▸ **Task item**:
Work through the entries below line by line and give the number of lines with the string "developer", nothing else.

▸ **Records supplied**:
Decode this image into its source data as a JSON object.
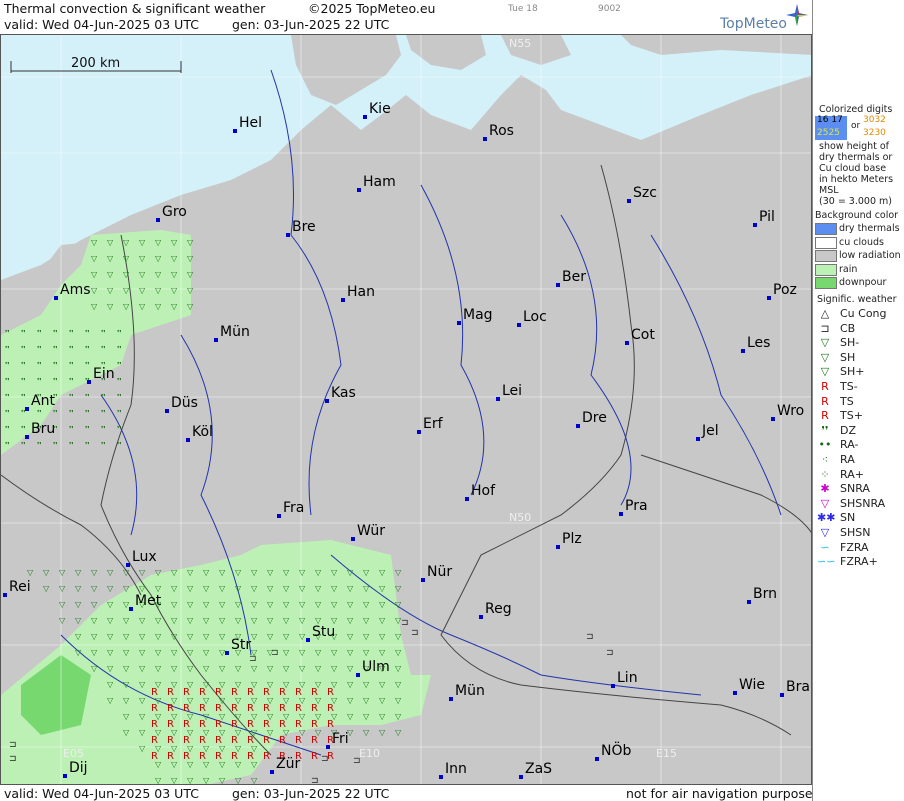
{
  "header": {
    "title": "Thermal convection & significant weather",
    "copyright": "©2025 TopMeteo.eu",
    "day": "Tue 18",
    "code": "9002",
    "valid": "valid:  Wed  04-Jun-2025  03 UTC",
    "gen": "gen: 03-Jun-2025 22 UTC"
  },
  "logo": {
    "text": "TopMeteo"
  },
  "footer": {
    "valid": "valid:  Wed  04-Jun-2025  03 UTC",
    "gen": "gen: 03-Jun-2025 22 UTC",
    "note": "not for air navigation purposes"
  },
  "scale": {
    "label": "200 km"
  },
  "grid_labels": {
    "n55": "N55",
    "n50": "N50",
    "e05": "E05",
    "e10": "E10",
    "e15": "E15"
  },
  "cities": [
    {
      "name": "Hel"
    },
    {
      "name": "Kie"
    },
    {
      "name": "Ros"
    },
    {
      "name": "Ham"
    },
    {
      "name": "Szc"
    },
    {
      "name": "Gro"
    },
    {
      "name": "Bre"
    },
    {
      "name": "Pil"
    },
    {
      "name": "Ber"
    },
    {
      "name": "Ams"
    },
    {
      "name": "Han"
    },
    {
      "name": "Poz"
    },
    {
      "name": "Mün"
    },
    {
      "name": "Mag"
    },
    {
      "name": "Loc"
    },
    {
      "name": "Cot"
    },
    {
      "name": "Les"
    },
    {
      "name": "Ein"
    },
    {
      "name": "Kas"
    },
    {
      "name": "Lei"
    },
    {
      "name": "Ant"
    },
    {
      "name": "Düs"
    },
    {
      "name": "Wro"
    },
    {
      "name": "Bru"
    },
    {
      "name": "Köl"
    },
    {
      "name": "Erf"
    },
    {
      "name": "Dre"
    },
    {
      "name": "Jel"
    },
    {
      "name": "Hof"
    },
    {
      "name": "Fra"
    },
    {
      "name": "Pra"
    },
    {
      "name": "Wür"
    },
    {
      "name": "Plz"
    },
    {
      "name": "Lux"
    },
    {
      "name": "Nür"
    },
    {
      "name": "Rei"
    },
    {
      "name": "Met"
    },
    {
      "name": "Reg"
    },
    {
      "name": "Brn"
    },
    {
      "name": "Stu"
    },
    {
      "name": "Str"
    },
    {
      "name": "Ulm"
    },
    {
      "name": "Lin"
    },
    {
      "name": "Mün"
    },
    {
      "name": "Wie"
    },
    {
      "name": "Bra"
    },
    {
      "name": "Fri"
    },
    {
      "name": "Dij"
    },
    {
      "name": "Zür"
    },
    {
      "name": "Inn"
    },
    {
      "name": "ZaS"
    },
    {
      "name": "NÖb"
    }
  ],
  "legend": {
    "title": "Colorized digits",
    "d1": "16 17",
    "d2": "3032",
    "or": "or",
    "d3": "2525",
    "d4": "3230",
    "desc": [
      "show height of",
      "dry thermals or",
      "Cu cloud base",
      "in hekto Meters",
      "MSL",
      "(30 = 3.000 m)"
    ],
    "bg_title": "Background color",
    "bg_items": [
      {
        "label": "dry thermals",
        "color": "#5b8ef0"
      },
      {
        "label": "cu clouds",
        "color": "#ffffff"
      },
      {
        "label": "low radiation",
        "color": "#c8c8c8"
      },
      {
        "label": "rain",
        "color": "#bdf0b5"
      },
      {
        "label": "downpour",
        "color": "#78d870"
      }
    ],
    "sig_title": "Signific. weather",
    "sig_items": [
      {
        "label": "Cu Cong",
        "sym": "△",
        "color": "#222"
      },
      {
        "label": "CB",
        "sym": "⊐",
        "color": "#222"
      },
      {
        "label": "SH-",
        "sym": "▽",
        "color": "#1a7a1a"
      },
      {
        "label": "SH",
        "sym": "▽",
        "color": "#1a7a1a"
      },
      {
        "label": "SH+",
        "sym": "▽",
        "color": "#1a7a1a"
      },
      {
        "label": "TS-",
        "sym": "R",
        "color": "#cc0000"
      },
      {
        "label": "TS",
        "sym": "R",
        "color": "#cc0000"
      },
      {
        "label": "TS+",
        "sym": "R",
        "color": "#cc0000"
      },
      {
        "label": "DZ",
        "sym": "❜❜",
        "color": "#1a6a1a"
      },
      {
        "label": "RA-",
        "sym": "••",
        "color": "#1a6a1a"
      },
      {
        "label": "RA",
        "sym": "⁖",
        "color": "#1a6a1a"
      },
      {
        "label": "RA+",
        "sym": "⁘",
        "color": "#1a6a1a"
      },
      {
        "label": "SNRA",
        "sym": "✱",
        "color": "#cc00cc"
      },
      {
        "label": "SHSNRA",
        "sym": "▽",
        "color": "#cc00cc"
      },
      {
        "label": "SN",
        "sym": "✱✱",
        "color": "#2a2aee"
      },
      {
        "label": "SHSN",
        "sym": "▽",
        "color": "#2a2aee"
      },
      {
        "label": "FZRA",
        "sym": "∽",
        "color": "#22bbee"
      },
      {
        "label": "FZRA+",
        "sym": "∽∽",
        "color": "#22bbee"
      }
    ]
  },
  "colors": {
    "sea": "#d4f0f8",
    "land": "#c8c8c8",
    "rain": "#bdf0b5",
    "downpour": "#78d870",
    "river": "#2233aa",
    "border": "#444444",
    "grid": "#ffffff",
    "city": "#0000cc"
  }
}
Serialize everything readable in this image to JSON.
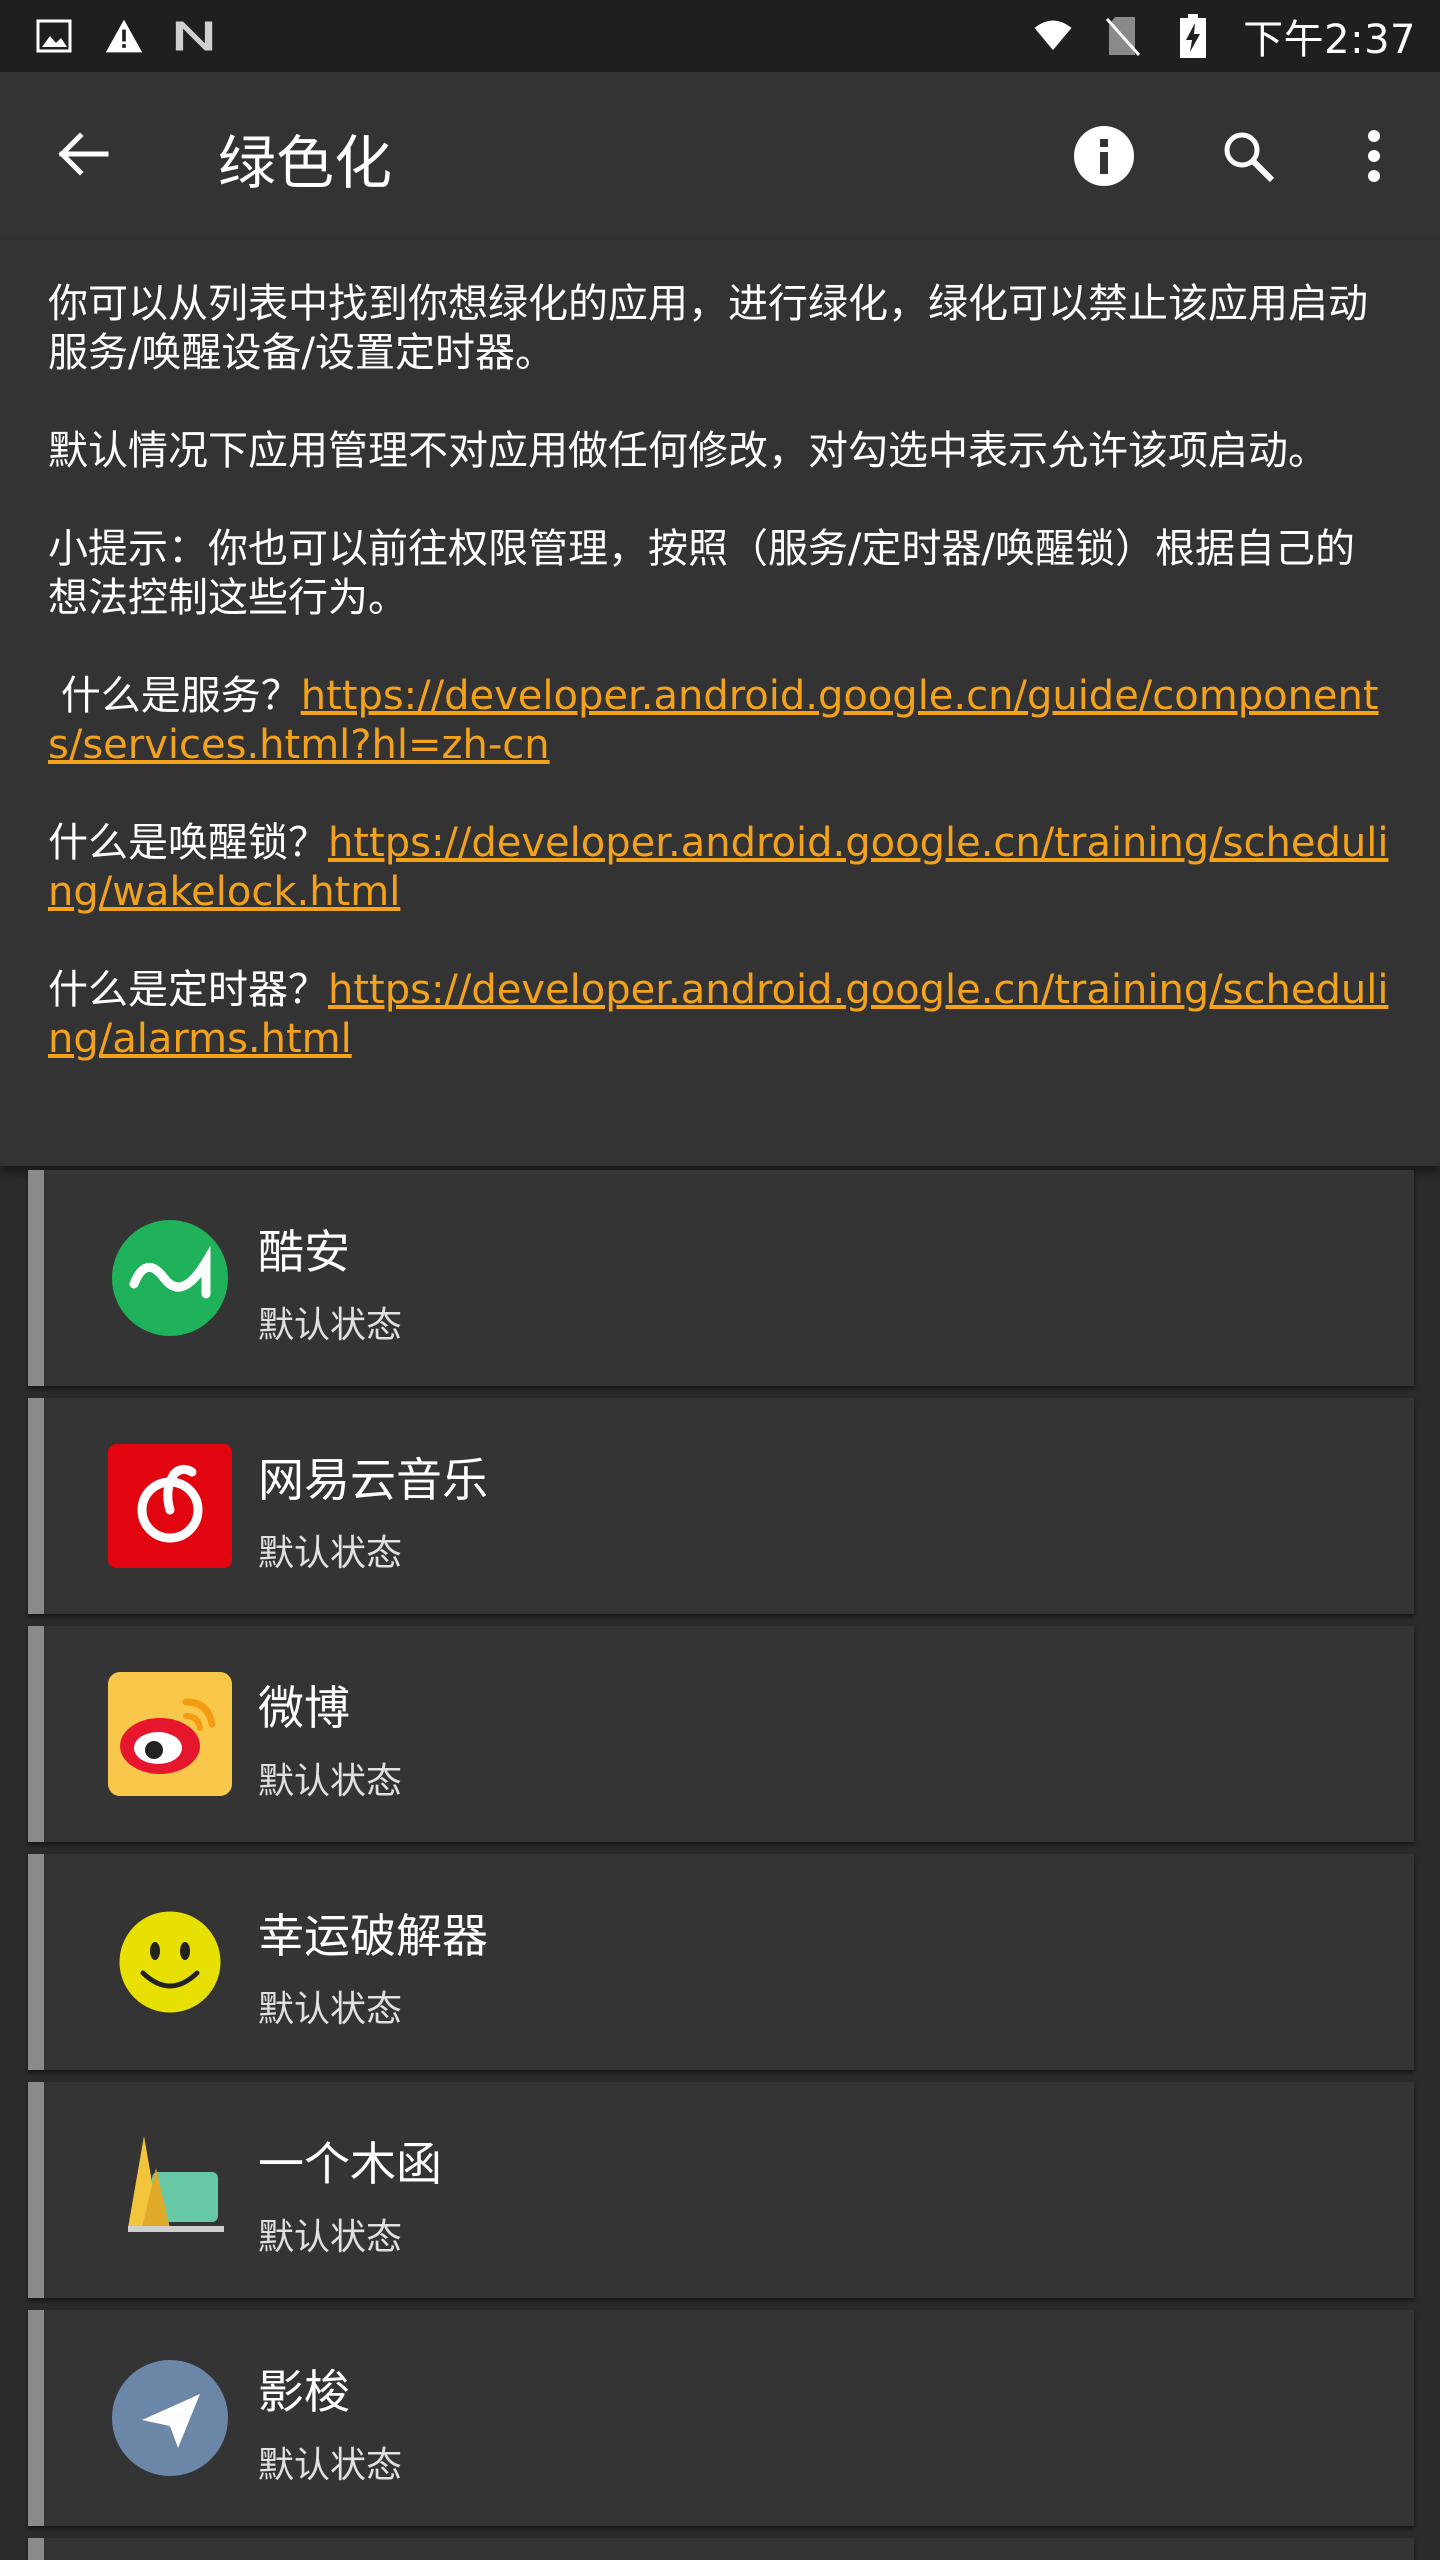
{
  "status_bar": {
    "time": "下午2:37",
    "left_icons": [
      "image-icon",
      "warning-icon",
      "n-logo-icon"
    ],
    "right_icons": [
      "wifi-icon",
      "no-sim-icon",
      "battery-charging-icon"
    ]
  },
  "app_bar": {
    "title": "绿色化",
    "back_icon": "arrow-back-icon",
    "actions": [
      "info-icon",
      "search-icon",
      "more-vert-icon"
    ]
  },
  "description": {
    "p1": "你可以从列表中找到你想绿化的应用，进行绿化，绿化可以禁止该应用启动服务/唤醒设备/设置定时器。",
    "p2": "默认情况下应用管理不对应用做任何修改，对勾选中表示允许该项启动。",
    "p3": "小提示：你也可以前往权限管理，按照（服务/定时器/唤醒锁）根据自己的想法控制这些行为。",
    "service_label": " 什么是服务？",
    "service_link": "https://developer.android.google.cn/guide/components/services.html?hl=zh-cn",
    "wakelock_label": "什么是唤醒锁？",
    "wakelock_link": "https://developer.android.google.cn/training/scheduling/wakelock.html",
    "alarm_label": "什么是定时器？",
    "alarm_link": "https://developer.android.google.cn/training/scheduling/alarms.html"
  },
  "apps": [
    {
      "name": "酷安",
      "status": "默认状态",
      "icon": "coolapk-icon"
    },
    {
      "name": "网易云音乐",
      "status": "默认状态",
      "icon": "netease-music-icon"
    },
    {
      "name": "微博",
      "status": "默认状态",
      "icon": "weibo-icon"
    },
    {
      "name": "幸运破解器",
      "status": "默认状态",
      "icon": "lucky-patcher-icon"
    },
    {
      "name": "一个木函",
      "status": "默认状态",
      "icon": "woodbox-icon"
    },
    {
      "name": "影梭",
      "status": "默认状态",
      "icon": "shadowsocks-icon"
    }
  ],
  "colors": {
    "link": "#f4a21a",
    "background": "#2b2b2b",
    "card": "#343434",
    "app_bar": "#333333"
  }
}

▸ **Result below**:
3